> PROBLEM
Using the listing that follows, return every line with the word "label".

> EXERCISE DATA
..............................

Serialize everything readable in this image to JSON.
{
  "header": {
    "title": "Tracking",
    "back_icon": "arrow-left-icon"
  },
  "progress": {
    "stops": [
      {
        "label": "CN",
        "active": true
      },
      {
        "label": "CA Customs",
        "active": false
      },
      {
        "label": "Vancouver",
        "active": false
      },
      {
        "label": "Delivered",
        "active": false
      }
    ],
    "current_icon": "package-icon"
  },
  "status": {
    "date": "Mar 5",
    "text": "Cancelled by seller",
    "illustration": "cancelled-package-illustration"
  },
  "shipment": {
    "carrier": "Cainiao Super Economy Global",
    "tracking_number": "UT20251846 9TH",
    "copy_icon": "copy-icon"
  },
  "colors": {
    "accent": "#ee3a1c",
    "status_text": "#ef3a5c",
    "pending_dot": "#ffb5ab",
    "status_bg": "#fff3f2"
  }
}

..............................

> EXERCISE ANSWER
        "label": "CN",
        "label": "CA Customs",
        "label": "Vancouver",
        "label": "Delivered",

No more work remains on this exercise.